Origin of apodictic
Examples from the Web for apodeictic
Only an apodeictic proof, based upon intuition, can be termed a demonstration.
I divide all apodeictic propositions, whether demonstrable or immediately certain, into dogmata and mathemata.
All these indications in the Bible show that the doctrine of creation is capable of apodeictic proof.A History of Mediaeval Jewish Philosophy|Isaac Husik
In the former case, the dogmatist must take care that his arguments possess the apodeictic certainty of a demonstration.
These principles cannot be derived from experience, for it would give neither strict universality, nor apodeictic certainty.
- necessarily true
- asserting that a property holds necessarily
Word Origin for apodeictic

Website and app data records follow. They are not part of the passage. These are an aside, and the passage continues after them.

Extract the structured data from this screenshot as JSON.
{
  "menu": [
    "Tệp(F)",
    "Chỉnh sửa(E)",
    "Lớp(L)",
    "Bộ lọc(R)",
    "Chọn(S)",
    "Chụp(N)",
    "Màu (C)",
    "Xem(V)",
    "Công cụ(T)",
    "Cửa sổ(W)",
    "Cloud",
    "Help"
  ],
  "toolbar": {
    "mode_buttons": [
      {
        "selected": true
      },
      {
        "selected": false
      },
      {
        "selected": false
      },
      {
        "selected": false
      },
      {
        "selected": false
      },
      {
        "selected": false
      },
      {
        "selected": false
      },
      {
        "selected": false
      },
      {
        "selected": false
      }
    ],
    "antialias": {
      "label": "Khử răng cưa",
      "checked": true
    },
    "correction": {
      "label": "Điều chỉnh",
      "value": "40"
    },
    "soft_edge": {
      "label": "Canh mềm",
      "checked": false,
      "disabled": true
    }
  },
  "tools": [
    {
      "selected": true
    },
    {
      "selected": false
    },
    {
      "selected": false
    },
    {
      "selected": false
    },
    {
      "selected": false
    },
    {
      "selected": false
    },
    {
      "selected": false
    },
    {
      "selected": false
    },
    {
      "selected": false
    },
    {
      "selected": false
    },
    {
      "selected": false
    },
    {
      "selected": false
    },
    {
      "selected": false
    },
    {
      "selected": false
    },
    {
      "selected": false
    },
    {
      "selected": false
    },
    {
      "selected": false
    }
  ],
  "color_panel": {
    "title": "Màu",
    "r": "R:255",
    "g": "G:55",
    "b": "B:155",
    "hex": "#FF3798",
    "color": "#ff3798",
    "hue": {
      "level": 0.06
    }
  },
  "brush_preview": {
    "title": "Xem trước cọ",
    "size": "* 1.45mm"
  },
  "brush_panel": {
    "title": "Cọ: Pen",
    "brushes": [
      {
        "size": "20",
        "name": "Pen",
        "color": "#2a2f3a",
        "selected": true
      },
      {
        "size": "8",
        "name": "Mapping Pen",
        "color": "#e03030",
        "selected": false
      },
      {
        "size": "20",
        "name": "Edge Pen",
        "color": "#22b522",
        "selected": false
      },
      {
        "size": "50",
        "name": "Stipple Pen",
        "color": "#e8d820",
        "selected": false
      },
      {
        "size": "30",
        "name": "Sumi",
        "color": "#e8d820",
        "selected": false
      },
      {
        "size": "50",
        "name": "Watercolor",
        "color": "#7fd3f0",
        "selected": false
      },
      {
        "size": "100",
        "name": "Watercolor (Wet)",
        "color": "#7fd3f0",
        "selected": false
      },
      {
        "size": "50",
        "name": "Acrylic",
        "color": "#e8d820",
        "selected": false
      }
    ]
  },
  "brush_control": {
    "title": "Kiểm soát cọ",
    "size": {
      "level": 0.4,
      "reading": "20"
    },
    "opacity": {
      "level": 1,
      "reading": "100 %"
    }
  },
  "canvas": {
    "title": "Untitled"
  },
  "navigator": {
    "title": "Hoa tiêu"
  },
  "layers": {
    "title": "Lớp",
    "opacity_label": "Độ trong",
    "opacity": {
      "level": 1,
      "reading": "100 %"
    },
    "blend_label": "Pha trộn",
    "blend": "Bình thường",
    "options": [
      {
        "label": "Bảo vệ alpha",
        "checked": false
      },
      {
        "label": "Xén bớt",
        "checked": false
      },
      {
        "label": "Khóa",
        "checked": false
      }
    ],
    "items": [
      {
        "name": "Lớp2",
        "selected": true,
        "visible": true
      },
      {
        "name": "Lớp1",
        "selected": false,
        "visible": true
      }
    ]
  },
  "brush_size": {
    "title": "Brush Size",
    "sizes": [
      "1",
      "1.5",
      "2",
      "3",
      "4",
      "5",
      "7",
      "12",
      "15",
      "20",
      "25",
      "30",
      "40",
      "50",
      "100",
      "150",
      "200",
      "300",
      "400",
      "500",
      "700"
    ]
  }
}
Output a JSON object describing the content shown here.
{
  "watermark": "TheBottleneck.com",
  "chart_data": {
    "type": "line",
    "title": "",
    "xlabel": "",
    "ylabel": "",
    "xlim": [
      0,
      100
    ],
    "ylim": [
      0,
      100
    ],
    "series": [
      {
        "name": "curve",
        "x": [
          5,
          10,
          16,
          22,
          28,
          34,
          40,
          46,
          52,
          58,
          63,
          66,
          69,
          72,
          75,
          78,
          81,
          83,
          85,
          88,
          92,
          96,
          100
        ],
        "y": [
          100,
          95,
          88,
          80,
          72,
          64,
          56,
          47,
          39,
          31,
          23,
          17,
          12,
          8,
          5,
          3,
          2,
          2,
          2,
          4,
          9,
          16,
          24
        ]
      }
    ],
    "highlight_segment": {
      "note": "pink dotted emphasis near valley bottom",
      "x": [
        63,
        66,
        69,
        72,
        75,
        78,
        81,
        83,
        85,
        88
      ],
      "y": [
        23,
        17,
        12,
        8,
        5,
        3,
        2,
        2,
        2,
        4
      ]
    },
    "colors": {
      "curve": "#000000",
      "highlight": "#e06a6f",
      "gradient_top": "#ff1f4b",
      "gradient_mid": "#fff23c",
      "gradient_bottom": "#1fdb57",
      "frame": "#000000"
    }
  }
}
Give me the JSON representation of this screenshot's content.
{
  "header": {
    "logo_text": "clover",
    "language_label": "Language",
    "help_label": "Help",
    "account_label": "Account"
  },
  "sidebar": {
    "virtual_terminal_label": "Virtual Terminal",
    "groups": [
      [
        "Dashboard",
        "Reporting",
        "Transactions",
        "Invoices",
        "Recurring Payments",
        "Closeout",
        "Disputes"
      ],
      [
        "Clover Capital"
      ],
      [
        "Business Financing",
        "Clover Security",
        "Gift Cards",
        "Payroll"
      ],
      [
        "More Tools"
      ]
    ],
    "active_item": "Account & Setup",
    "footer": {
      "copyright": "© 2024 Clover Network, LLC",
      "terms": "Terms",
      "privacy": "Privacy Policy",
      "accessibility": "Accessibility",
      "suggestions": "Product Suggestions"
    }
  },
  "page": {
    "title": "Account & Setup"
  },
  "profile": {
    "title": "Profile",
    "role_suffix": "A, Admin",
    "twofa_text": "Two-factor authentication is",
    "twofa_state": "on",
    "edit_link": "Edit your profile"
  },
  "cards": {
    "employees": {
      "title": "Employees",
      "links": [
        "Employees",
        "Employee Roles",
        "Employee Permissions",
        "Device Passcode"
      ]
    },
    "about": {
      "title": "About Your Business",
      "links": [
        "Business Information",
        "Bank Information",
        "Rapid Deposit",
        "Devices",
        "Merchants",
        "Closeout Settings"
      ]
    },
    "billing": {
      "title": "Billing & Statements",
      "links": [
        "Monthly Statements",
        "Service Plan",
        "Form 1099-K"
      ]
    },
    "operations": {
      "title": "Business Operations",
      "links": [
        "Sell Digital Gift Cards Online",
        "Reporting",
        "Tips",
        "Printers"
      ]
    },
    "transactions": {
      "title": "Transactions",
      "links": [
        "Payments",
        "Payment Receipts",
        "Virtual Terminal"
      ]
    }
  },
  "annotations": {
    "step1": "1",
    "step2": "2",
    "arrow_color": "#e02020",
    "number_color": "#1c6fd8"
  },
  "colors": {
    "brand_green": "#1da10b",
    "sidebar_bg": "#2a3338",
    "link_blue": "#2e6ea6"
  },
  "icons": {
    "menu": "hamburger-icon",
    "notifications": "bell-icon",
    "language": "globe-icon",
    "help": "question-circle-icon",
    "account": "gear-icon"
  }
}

"clearly demonstrated," 1650s, from Latin apodicticus, from Greek apodeiktikos, from apodeiktos, verbal adjective of apodeiknynai "to show off, demonstrate," literally "to point away from" (other objects, at one), from apo "off, away" (see apo-) + deiknynai "to show" (see diction).